Due to the tissue paper’s light weight, smudging and wrinkles can occur during the transfer. The line seen on the above purple Canova washbowl is the result of a crinkle in the paper during the transfer. The condition of the overall transfer would determine if this single flaw would render the entire piece a first or second quality product.
A blue and white Davenport plate in the “Bamboo & Peony” pattern, MF2018.4.9.
The blurred sections on the rim of the above Bamboo & Peony plate is an example of a mistake in the glazing process. Second quality pieces such as this would have been shipped to the American market. As the Madisons did not travel overseas, it is fitting that Dolley would have purchased such a piece for Montpelier.
A blue and white Mason plate in the “Blue Pheasant” pattern, MF2018.4.13.
The seam seen on the above Blue Pheasant plate is not necessarily a flaw, but rather a testimony to the art’s human touch. In order to fit the paper pattern to the object, the inked tissue is cut and the ends joined. The result is the mismatch of different sections of the pattern.
A Plethora of Peony
This latest platter joins two others on display in the Dining Room. During their time at Montpelier, the Madisons were entertaining extended family, government officials and their families, and guests who wished to meet the former president. Such a large number of visitors required an extensive dining set, including serving vessels. When furnishing a room, our goal is to interpret the space in a way that would most authentically represent how the Madisons lived. Having multiple serving platters on display is a way we can show how busy Montpelier was during the Madisons’ lifetime.
Bamboo & Peony dessert plates with gilt edges, MF2018.2.1-5, MF2018.4.1-2.
The above Bamboo & Peony dessert plates can be seen on the 17th-century Federal maple inlaid mahogany sideboard in the dining room. Unlike the newly acquired platter, these dessert plates feature a gilt rim and a gilt band between the inset of the plate and the rim.
Image courtesy of The Montpelier Foundation, A National Trust Site.
On the above mahogany sideboard, all three platters on display in the Madison dining room can be seen. Although all have the same blue and white Bamboo & Peony pattern, the platter on the right was made specifically for serving meat. The piece features a gravy/meat juice well on the proper left side and veins that aid in draining the fluids to the well. A functional design like this demonstrates the multitude of forms that serving vessels can take and is representative of the volume and style of meals that Madison’s would have had for all their guests.
Bamboo & Peony platter maker’s mark, MF2018.10.1.

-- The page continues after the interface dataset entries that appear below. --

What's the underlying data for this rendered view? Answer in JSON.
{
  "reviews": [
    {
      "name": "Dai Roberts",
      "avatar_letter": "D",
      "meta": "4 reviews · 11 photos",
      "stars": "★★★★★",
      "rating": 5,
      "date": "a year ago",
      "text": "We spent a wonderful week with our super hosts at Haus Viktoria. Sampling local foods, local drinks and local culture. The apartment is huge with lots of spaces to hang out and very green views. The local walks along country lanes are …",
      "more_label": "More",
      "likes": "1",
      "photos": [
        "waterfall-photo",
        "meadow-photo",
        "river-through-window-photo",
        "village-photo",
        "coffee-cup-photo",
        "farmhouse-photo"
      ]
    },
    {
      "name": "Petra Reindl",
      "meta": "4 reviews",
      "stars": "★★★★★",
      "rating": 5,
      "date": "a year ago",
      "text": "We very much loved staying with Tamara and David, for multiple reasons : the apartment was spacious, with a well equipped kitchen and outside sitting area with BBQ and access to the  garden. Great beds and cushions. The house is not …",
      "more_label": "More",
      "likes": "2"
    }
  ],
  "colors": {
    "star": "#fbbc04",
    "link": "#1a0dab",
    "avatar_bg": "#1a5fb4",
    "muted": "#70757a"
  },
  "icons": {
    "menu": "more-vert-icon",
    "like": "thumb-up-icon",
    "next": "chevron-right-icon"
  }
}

Each object that is accessioned into the Montpelier Collection for interpretive use in the House, such as this newest platter, aims to elevate the feeling of being at home, with the Madisons. From sherds found by the Archaeology Department to the investigation done by Research, to the interpretation of the room by the Education Department, every object is a testimony to the many minds that make Montpelier the center for history that it is today.
 “Archaeology and Chinoiserie Ceramics .” Chinoiserie: Printed British Ceramics in the Chinese Style 1750-1900, by Richard Halliday and Loren L. Zeller, Richard Halliday & Loren L. Zeller, 2018, p. 9.
 Wiggins, Pamela. “Transferware: A Timeless Decorative Art.” The Spruce Crafts, TheSpruceCrafts, 13 Jan. 2019, http://www.thesprucecrafts.com/transferware-timeless-decorative-art-147949.
 Wiggins, Pamela.
 Schafer, Leanna. “Re:Transferware Question.” Message to Leslie Bouterie. 16 January 2019. E-mail.
 Schafer, Leanna.
 Schafer, Leanna.
 “Return to ‘Books and Farm, to Tranquility and Independence’.” The Madisons at Montpelier: Reflections on the Founding Couple, by Ralph Ketcham, University of Virginia Press, 2009, pp. 14–24.
Leanna Schafer, BA
Leanna joined the Curatorial & Collections Department at Montpelier in 2018 as a Museum Technician where she provides preventative care for the Montpelier Collection. She values the histories and stories told by objects and works to preserve those objects for generations to come.